Less than one percent of cases investigated for graft were sent for prosecution in 2017, figures from the Anti-Corruption Commission show.
The watchdog concluded that 1,326 cases either did not involve corruption, or that it was not going to probe them further because there was nothing suspicious, or that there was no corruption but that it would give recommendations to the institutions involved.
It sent 12 cases to the Prosecutor General’s office during the course of the year although the ACC has not provided figures for February, March or June. It rejected 86 cases last year although figures for May, June and August are not provided.
Some of the cases investigated date back years, including one from 2011.
“We forward to PG only cases that we can regard as corruption under the Anti-Corruption Act and articles in chapters 510 and 310 of the penal code which also falls under our mandate,” ACC information officer Hassan Manik told the Maldives Independent.
There was no corruption in the granting of 50 Hajj places to the first lady’s charitable foundation, it ruled.
The Sadaqat Foundation – which is run by First Lady Fathimath Ibrahim – faced multiple corruption allegations in 2016, including the allocation of 50 pilgrimage spots from the Islamic Ministry.

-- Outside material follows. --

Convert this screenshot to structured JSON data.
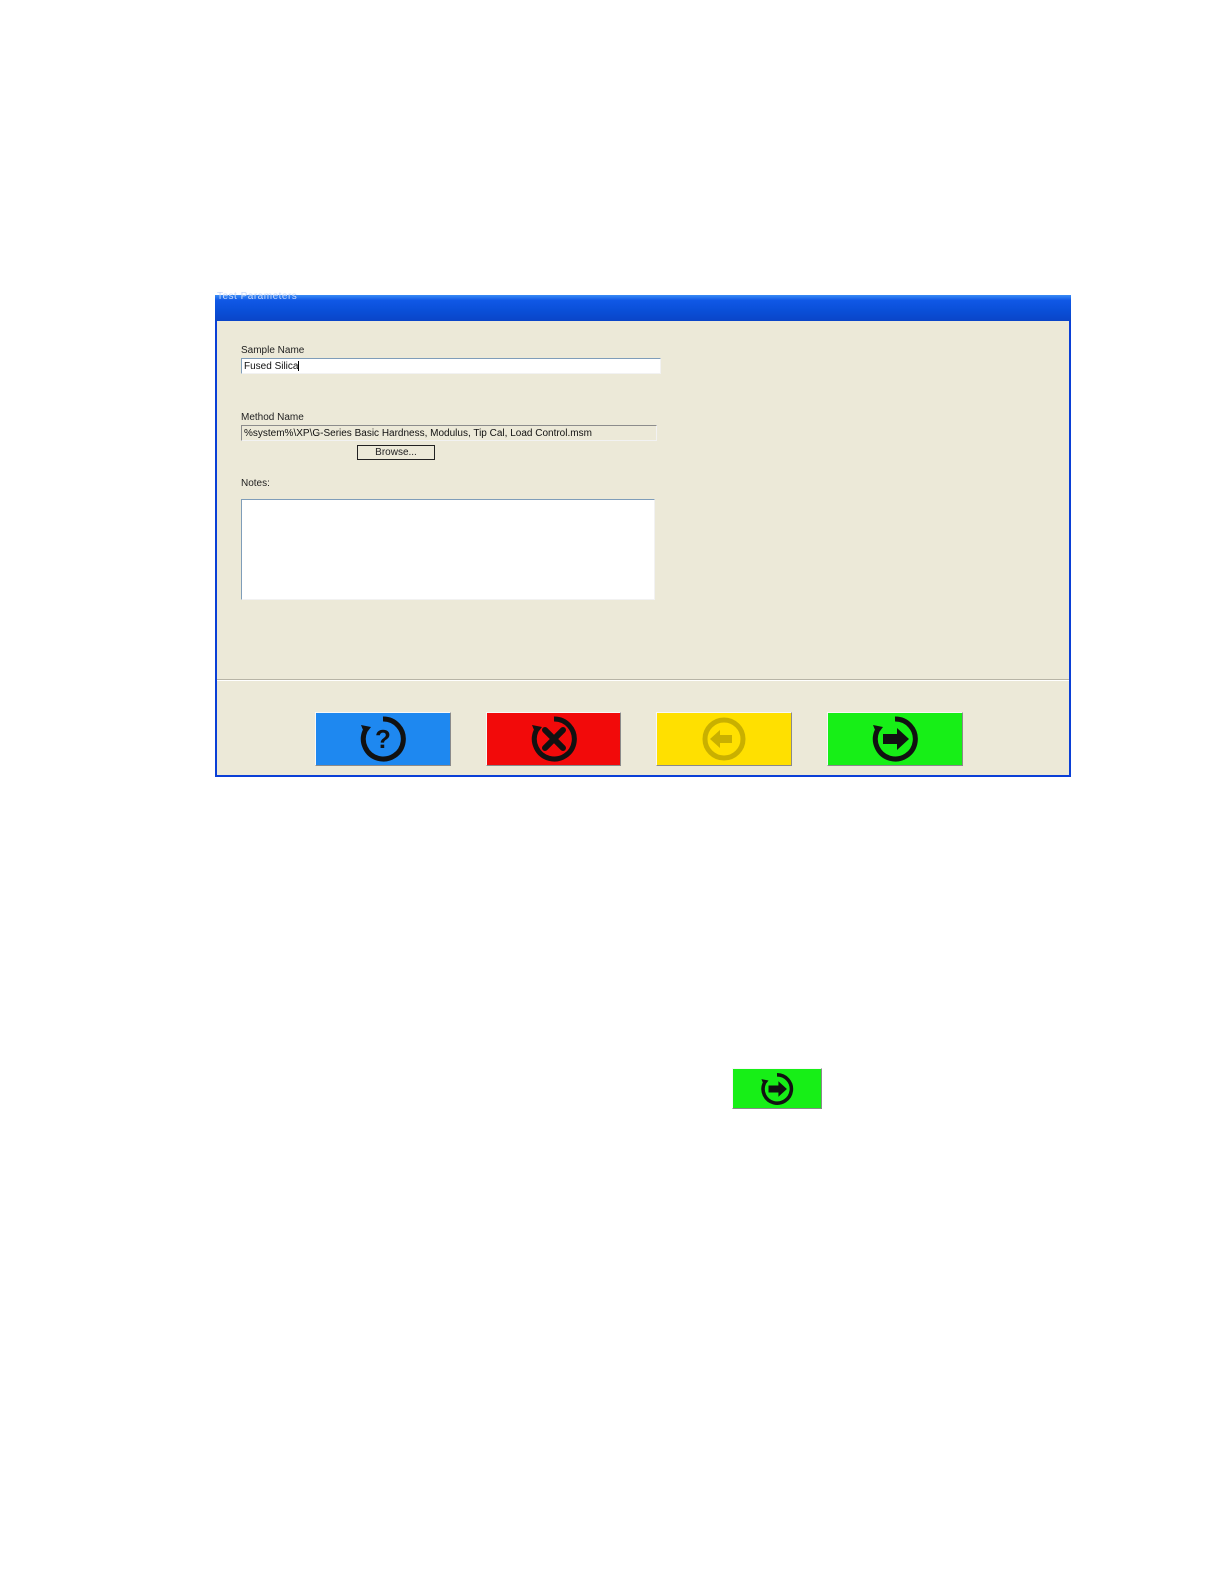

The ACC, which concluded its investigation in November, said Islamic Ministry guidelines allowed the awarding of Hajj quotas to volunteer organisations and so there was no corruption.
In 2016, 63 out of 400 quotas reserved by the Islamic Ministry were given to volunteer organisations, it said. The Saudi government issued a total of 2,000 Hajj quotas that year.

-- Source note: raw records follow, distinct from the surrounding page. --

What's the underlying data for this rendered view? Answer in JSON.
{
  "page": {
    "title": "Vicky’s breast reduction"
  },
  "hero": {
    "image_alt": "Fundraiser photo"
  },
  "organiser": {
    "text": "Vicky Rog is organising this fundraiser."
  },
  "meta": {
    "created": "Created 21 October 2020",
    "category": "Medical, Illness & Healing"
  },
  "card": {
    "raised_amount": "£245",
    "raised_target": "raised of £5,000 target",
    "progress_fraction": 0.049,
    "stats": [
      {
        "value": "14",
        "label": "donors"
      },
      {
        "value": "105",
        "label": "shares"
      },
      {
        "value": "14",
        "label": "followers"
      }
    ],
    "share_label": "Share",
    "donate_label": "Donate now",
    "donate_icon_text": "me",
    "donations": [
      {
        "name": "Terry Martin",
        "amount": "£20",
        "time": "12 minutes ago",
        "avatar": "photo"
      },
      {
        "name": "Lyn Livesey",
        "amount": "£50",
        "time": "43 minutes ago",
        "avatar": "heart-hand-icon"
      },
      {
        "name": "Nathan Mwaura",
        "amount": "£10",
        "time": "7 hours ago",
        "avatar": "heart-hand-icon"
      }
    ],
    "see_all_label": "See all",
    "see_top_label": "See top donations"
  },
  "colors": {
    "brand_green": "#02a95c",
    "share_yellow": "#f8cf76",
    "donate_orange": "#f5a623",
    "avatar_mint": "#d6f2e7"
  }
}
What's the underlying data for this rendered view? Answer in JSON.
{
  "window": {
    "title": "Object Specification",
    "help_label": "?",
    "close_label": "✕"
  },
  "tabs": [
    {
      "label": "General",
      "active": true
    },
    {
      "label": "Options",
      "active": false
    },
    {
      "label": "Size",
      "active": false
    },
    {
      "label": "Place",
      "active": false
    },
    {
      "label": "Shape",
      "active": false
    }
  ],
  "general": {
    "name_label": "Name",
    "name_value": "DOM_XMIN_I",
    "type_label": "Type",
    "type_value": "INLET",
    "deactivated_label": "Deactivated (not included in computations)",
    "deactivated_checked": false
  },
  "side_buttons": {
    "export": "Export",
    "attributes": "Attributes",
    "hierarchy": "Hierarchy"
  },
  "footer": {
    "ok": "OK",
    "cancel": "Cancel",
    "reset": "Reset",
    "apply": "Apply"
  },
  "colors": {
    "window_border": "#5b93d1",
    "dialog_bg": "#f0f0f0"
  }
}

Online news site VFP reported that the Sadaqat Foundation also received a Hajj allocation last year.
Last month Transparency International said the Maldives had made little to no progress in its efforts to combat corruption, falling 17 positions in country rankings.
In its 2017 Corruption Perception Index the Maldives had a score of 33 and a ranking of 112 out of 180, the same as Niger, Bolivia and El Salvador. In 2016 the Maldives’ score was 36 and its position was 95.

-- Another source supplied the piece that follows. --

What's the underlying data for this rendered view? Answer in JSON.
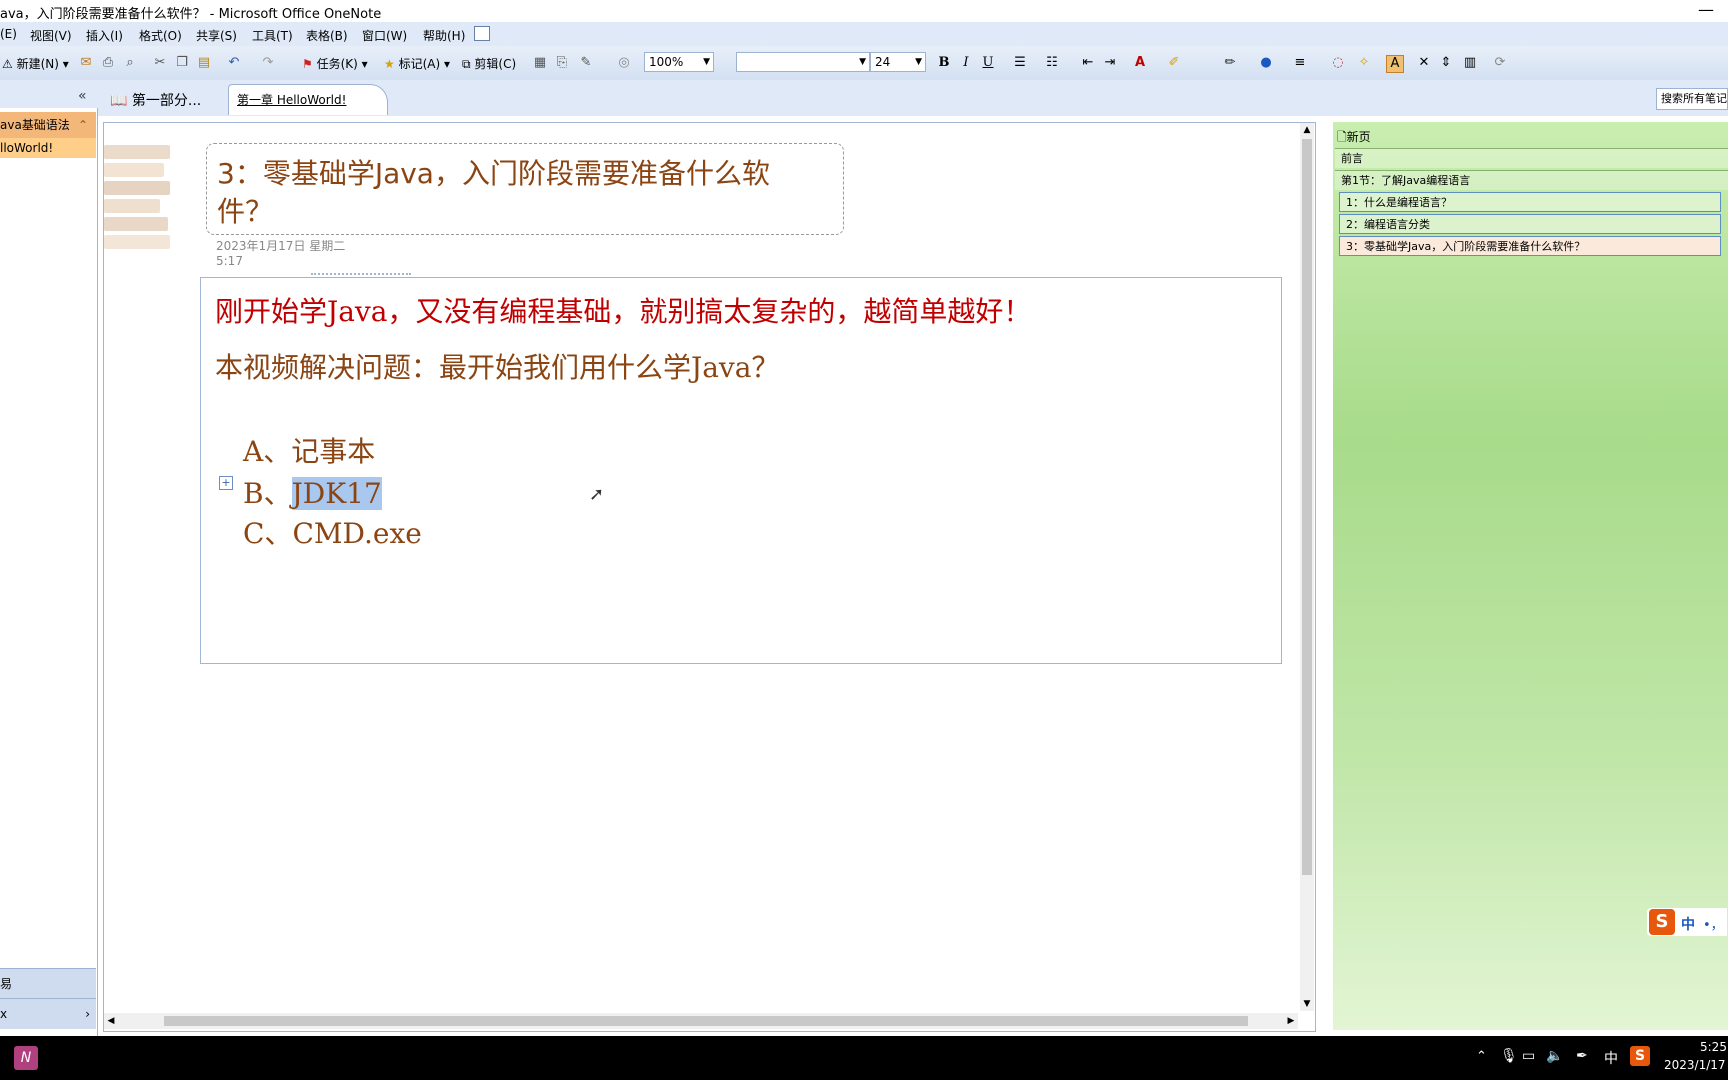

The CPI scores and ranks countries by their perceived level of public sector corruption using a scale of zero to 100, where zero is highly corrupt and 100 is very clean.
In October Transparency Maldives (TM) said only one corruption-related case reached conviction between 2010 and 2014, despite 175 cases being submitted for prosecution by the ACC.
At the time the NGO said the low conviction rate resulted from a lack of coordination between the ACC and the Prosecutor General’s office.